*** Block opens ***

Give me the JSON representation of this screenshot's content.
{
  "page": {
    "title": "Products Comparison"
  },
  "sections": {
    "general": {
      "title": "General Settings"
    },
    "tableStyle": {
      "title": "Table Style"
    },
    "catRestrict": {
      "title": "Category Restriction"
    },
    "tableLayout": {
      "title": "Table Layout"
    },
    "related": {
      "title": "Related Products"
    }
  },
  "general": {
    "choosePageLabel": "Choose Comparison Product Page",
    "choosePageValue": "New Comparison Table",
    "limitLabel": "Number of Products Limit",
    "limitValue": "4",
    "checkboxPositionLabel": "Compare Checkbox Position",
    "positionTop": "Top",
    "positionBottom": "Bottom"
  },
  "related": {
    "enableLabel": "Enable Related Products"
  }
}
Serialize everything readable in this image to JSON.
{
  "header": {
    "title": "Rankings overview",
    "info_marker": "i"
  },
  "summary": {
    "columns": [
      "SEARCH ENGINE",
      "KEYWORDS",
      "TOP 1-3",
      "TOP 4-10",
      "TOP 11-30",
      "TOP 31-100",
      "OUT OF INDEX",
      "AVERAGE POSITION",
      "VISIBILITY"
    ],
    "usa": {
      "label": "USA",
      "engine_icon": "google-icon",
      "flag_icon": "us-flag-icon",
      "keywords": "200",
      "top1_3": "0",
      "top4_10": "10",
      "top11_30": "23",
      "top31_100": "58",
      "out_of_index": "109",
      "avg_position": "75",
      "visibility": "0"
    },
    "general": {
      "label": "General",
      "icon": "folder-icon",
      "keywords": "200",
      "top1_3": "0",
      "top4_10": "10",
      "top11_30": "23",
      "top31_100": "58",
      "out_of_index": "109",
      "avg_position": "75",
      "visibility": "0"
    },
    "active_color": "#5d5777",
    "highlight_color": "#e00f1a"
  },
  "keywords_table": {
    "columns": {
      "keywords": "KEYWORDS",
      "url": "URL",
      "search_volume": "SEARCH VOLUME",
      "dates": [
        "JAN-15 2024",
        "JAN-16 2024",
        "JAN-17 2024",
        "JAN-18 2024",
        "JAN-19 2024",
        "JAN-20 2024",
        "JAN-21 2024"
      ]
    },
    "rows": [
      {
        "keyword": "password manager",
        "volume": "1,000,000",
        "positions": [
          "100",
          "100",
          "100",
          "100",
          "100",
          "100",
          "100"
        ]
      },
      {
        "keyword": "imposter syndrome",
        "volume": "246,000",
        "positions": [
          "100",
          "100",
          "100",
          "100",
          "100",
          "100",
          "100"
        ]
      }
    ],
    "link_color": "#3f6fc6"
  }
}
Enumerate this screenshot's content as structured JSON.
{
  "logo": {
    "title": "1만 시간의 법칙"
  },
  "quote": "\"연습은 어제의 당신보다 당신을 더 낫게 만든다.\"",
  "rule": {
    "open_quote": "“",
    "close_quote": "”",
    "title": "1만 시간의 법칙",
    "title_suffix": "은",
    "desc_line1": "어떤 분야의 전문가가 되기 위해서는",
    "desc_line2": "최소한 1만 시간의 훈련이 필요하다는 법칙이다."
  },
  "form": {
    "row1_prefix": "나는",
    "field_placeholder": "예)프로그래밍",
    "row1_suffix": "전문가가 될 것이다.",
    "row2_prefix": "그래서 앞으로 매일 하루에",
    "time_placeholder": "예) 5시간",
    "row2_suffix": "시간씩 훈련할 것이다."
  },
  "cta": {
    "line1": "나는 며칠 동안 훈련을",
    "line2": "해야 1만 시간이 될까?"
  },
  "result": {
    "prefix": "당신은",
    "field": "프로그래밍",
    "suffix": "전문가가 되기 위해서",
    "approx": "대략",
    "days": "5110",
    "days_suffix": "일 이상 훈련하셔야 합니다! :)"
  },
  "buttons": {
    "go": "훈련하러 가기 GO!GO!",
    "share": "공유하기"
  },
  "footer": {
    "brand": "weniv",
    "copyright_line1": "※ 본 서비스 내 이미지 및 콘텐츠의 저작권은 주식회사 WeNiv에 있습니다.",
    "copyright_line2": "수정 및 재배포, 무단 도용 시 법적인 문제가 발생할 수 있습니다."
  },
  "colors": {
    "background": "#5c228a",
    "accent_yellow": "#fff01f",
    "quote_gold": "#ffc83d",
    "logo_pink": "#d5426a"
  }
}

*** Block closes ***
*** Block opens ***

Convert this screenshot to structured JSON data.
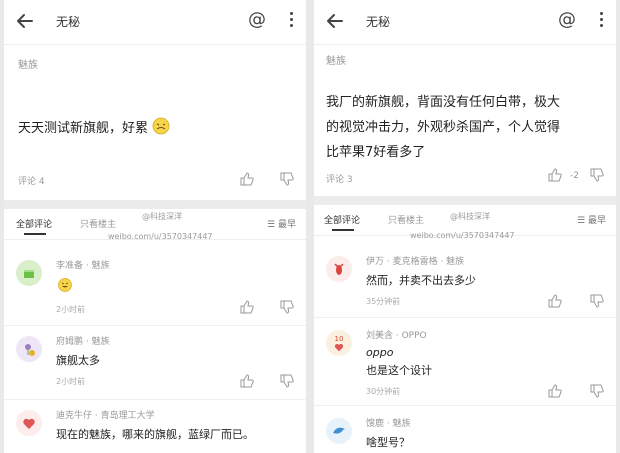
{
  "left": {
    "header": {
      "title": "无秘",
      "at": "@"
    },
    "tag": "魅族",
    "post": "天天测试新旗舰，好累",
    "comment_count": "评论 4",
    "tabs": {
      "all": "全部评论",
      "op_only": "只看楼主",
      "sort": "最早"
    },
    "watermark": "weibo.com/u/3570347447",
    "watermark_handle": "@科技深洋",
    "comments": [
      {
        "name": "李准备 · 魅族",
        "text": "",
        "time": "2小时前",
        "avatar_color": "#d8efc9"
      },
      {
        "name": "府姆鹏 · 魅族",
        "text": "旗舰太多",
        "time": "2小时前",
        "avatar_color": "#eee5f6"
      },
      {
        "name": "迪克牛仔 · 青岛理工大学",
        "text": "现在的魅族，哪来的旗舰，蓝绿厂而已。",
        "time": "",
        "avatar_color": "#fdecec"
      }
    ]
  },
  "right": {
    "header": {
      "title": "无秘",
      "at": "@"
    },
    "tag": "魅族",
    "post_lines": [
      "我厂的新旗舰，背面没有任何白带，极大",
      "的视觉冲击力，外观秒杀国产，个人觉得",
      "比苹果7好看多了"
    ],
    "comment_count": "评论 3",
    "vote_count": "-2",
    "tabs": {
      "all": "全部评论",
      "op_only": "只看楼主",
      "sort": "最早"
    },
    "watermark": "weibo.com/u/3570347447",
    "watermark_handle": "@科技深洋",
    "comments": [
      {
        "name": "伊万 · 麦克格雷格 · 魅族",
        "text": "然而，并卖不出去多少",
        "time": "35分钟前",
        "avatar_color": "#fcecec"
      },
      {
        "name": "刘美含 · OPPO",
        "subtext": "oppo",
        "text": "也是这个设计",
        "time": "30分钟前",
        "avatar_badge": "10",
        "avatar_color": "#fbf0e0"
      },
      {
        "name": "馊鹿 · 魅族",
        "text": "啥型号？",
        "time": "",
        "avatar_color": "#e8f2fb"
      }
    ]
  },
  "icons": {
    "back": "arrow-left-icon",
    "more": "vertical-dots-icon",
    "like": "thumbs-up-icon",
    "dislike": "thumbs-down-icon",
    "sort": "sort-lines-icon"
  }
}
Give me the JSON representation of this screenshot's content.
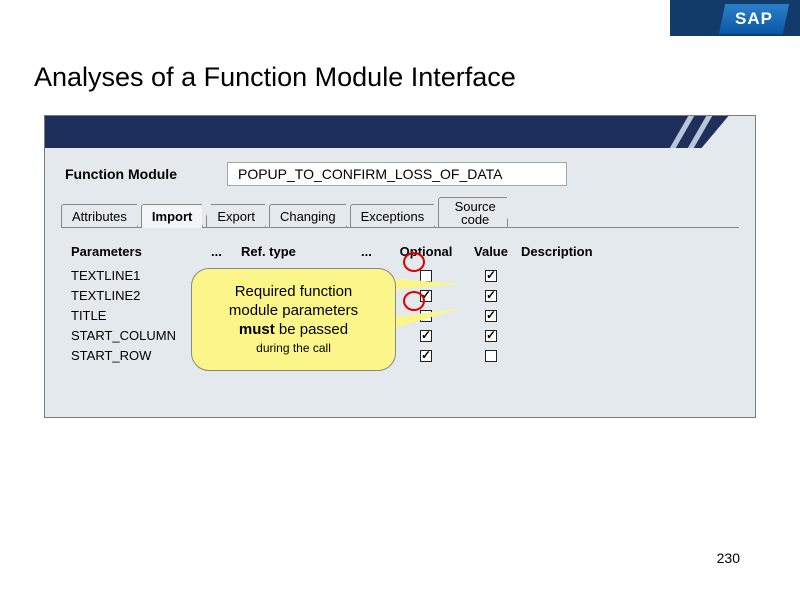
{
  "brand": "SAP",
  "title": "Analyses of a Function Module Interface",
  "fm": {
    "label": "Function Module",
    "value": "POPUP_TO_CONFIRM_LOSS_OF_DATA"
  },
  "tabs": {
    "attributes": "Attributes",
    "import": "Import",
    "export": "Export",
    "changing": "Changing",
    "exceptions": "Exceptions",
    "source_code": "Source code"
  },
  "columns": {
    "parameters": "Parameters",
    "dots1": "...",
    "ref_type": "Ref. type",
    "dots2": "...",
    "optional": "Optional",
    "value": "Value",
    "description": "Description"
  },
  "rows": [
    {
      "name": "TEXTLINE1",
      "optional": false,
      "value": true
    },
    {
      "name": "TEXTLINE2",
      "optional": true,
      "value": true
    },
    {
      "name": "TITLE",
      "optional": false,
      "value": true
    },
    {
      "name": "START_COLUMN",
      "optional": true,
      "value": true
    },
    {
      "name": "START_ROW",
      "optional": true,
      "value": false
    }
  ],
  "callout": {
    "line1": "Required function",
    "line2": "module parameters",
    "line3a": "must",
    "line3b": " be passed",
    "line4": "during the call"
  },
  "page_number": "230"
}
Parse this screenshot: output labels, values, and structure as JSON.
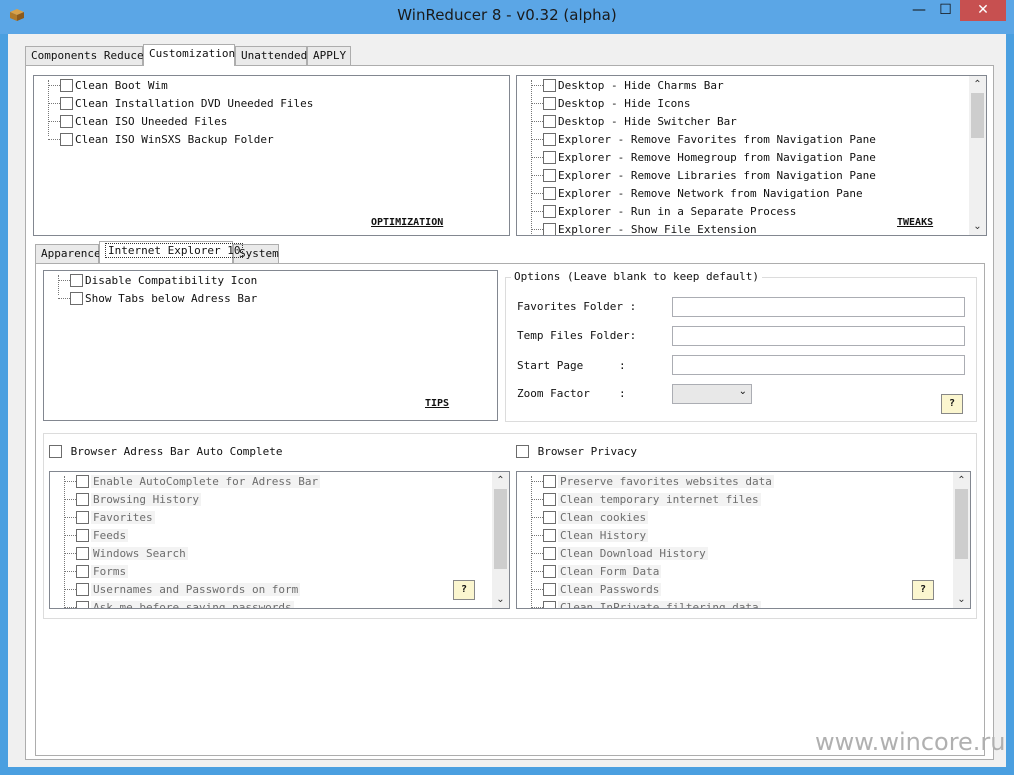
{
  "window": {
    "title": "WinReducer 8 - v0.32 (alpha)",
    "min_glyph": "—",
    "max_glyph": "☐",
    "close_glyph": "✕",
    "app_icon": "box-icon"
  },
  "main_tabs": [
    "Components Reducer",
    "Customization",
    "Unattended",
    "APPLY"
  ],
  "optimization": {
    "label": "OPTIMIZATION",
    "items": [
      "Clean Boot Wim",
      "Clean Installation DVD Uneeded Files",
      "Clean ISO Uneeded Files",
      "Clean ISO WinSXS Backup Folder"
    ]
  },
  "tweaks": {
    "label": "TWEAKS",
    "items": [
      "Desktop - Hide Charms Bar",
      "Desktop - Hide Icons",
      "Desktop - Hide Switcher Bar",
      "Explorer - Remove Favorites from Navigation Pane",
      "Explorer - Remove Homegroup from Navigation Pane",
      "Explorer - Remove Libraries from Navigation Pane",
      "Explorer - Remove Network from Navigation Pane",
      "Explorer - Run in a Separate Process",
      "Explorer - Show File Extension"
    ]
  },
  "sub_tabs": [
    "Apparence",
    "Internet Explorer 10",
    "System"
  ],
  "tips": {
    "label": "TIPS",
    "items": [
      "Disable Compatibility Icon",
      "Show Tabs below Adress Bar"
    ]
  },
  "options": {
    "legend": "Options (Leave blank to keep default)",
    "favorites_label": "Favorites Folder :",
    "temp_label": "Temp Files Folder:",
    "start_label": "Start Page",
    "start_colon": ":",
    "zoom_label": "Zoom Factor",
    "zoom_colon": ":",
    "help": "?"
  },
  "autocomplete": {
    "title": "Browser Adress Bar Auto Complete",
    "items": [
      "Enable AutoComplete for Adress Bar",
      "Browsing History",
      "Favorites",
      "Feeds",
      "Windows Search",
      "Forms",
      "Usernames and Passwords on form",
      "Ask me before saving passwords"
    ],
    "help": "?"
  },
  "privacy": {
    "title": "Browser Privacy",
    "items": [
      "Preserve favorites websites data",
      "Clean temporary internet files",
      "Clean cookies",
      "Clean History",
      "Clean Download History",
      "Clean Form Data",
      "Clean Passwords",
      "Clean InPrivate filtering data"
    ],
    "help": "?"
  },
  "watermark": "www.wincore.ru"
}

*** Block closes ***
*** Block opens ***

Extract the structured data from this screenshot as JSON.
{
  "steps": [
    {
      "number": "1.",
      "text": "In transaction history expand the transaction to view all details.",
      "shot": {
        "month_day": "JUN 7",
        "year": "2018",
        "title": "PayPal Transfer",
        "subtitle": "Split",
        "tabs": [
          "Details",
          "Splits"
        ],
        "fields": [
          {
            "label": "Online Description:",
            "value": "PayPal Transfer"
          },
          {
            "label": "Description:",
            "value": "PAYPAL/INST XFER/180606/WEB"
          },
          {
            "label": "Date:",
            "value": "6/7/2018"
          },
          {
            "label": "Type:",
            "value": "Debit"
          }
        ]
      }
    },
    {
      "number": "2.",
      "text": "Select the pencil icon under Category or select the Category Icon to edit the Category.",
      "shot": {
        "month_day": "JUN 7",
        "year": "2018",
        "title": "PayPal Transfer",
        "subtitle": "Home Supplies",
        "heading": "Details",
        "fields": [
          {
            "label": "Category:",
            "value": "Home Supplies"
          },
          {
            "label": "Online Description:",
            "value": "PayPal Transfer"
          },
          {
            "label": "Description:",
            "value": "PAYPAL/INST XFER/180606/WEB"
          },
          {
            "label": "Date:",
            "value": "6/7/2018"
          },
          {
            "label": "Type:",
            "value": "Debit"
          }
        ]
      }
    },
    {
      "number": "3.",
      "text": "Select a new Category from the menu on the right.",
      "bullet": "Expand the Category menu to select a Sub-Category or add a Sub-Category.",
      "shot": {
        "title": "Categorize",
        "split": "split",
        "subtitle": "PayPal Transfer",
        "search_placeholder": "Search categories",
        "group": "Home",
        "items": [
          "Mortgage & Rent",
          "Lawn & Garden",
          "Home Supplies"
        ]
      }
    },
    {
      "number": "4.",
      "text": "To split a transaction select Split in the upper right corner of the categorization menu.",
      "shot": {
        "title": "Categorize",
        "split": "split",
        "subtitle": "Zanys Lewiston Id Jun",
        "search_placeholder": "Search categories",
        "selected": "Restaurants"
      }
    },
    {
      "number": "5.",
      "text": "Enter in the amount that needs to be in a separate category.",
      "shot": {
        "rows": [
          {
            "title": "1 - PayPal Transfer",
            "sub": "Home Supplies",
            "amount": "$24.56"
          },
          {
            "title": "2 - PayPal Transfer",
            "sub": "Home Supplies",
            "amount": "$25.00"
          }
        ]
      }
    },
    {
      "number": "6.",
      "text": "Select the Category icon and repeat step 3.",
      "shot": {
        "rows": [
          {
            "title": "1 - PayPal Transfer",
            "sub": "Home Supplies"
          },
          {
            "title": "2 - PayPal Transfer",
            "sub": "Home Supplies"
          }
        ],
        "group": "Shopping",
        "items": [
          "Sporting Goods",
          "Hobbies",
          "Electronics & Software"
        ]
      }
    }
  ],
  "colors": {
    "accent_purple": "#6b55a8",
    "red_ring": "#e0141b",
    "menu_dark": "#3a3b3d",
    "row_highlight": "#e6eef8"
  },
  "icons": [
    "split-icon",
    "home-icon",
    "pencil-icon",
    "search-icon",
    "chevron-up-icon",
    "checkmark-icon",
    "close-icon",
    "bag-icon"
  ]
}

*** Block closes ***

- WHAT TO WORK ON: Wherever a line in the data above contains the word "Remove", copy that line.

- ANSWER SPACE:
      "Explorer - Remove Favorites from Navigation Pane",
      "Explorer - Remove Homegroup from Navigation Pane",
      "Explorer - Remove Libraries from Navigation Pane",
      "Explorer - Remove Network from Navigation Pane",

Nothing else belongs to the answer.